▶ **WHAT IS NEEDED**
Every record must be copied exactly.

INFORMATION PROVIDED: Begin

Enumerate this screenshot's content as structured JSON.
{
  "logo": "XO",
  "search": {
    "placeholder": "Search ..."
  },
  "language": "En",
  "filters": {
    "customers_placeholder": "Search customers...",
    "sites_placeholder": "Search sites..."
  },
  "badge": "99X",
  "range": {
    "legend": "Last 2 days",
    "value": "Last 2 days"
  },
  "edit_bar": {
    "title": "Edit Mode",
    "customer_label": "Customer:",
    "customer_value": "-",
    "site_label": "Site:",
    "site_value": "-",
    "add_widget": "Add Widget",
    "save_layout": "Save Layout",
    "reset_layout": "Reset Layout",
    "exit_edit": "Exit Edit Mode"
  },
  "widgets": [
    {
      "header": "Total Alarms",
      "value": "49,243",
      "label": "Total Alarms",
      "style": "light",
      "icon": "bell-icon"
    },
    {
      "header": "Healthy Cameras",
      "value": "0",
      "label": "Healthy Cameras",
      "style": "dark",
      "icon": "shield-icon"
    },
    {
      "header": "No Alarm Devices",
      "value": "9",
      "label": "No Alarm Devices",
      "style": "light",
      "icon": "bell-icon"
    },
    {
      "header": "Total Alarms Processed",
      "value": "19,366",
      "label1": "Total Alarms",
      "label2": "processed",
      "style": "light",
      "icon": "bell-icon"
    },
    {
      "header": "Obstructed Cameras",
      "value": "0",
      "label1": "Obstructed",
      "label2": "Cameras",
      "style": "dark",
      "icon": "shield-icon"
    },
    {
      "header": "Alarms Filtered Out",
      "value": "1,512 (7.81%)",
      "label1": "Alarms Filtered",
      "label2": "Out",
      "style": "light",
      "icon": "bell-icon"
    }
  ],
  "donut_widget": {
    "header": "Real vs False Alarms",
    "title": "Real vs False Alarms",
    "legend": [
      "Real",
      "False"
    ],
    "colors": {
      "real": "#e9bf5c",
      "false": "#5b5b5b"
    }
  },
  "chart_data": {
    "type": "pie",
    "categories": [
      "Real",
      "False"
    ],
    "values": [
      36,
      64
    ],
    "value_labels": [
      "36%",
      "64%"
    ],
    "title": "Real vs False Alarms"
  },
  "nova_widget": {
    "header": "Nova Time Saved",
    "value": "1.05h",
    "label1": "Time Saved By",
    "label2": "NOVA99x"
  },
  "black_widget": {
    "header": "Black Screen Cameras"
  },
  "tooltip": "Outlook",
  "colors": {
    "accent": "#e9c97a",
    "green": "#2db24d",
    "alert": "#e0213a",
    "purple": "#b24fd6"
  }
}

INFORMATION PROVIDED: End

▶ **YOUR RESPONSE**
Enumerate this screenshot's content as structured JSON.
{
  "logo": "XO",
  "search": {
    "placeholder": "Search ..."
  },
  "language": "En",
  "filters": {
    "customers_placeholder": "Search customers...",
    "sites_placeholder": "Search sites..."
  },
  "badge": "99X",
  "range": {
    "legend": "Last 2 days",
    "value": "Last 2 days"
  },
  "edit_bar": {
    "title": "Edit Mode",
    "customer_label": "Customer:",
    "customer_value": "-",
    "site_label": "Site:",
    "site_value": "-",
    "add_widget": "Add Widget",
    "save_layout": "Save Layout",
    "reset_layout": "Reset Layout",
    "exit_edit": "Exit Edit Mode"
  },
  "widgets": [
    {
      "header": "Total Alarms",
      "value": "49,243",
      "label": "Total Alarms",
      "style": "light",
      "icon": "bell-icon"
    },
    {
      "header": "Healthy Cameras",
      "value": "0",
      "label": "Healthy Cameras",
      "style": "dark",
      "icon": "shield-icon"
    },
    {
      "header": "No Alarm Devices",
      "value": "9",
      "label": "No Alarm Devices",
      "style": "light",
      "icon": "bell-icon"
    },
    {
      "header": "Total Alarms Processed",
      "value": "19,366",
      "label1": "Total Alarms",
      "label2": "processed",
      "style": "light",
      "icon": "bell-icon"
    },
    {
      "header": "Obstructed Cameras",
      "value": "0",
      "label1": "Obstructed",
      "label2": "Cameras",
      "style": "dark",
      "icon": "shield-icon"
    },
    {
      "header": "Alarms Filtered Out",
      "value": "1,512 (7.81%)",
      "label1": "Alarms Filtered",
      "label2": "Out",
      "style": "light",
      "icon": "bell-icon"
    }
  ],
  "donut_widget": {
    "header": "Real vs False Alarms",
    "title": "Real vs False Alarms",
    "legend": [
      "Real",
      "False"
    ],
    "colors": {
      "real": "#e9bf5c",
      "false": "#5b5b5b"
    }
  },
  "chart_data": {
    "type": "pie",
    "categories": [
      "Real",
      "False"
    ],
    "values": [
      36,
      64
    ],
    "value_labels": [
      "36%",
      "64%"
    ],
    "title": "Real vs False Alarms"
  },
  "nova_widget": {
    "header": "Nova Time Saved",
    "value": "1.05h",
    "label1": "Time Saved By",
    "label2": "NOVA99x"
  },
  "black_widget": {
    "header": "Black Screen Cameras"
  },
  "tooltip": "Outlook",
  "colors": {
    "accent": "#e9c97a",
    "green": "#2db24d",
    "alert": "#e0213a",
    "purple": "#b24fd6"
  }
}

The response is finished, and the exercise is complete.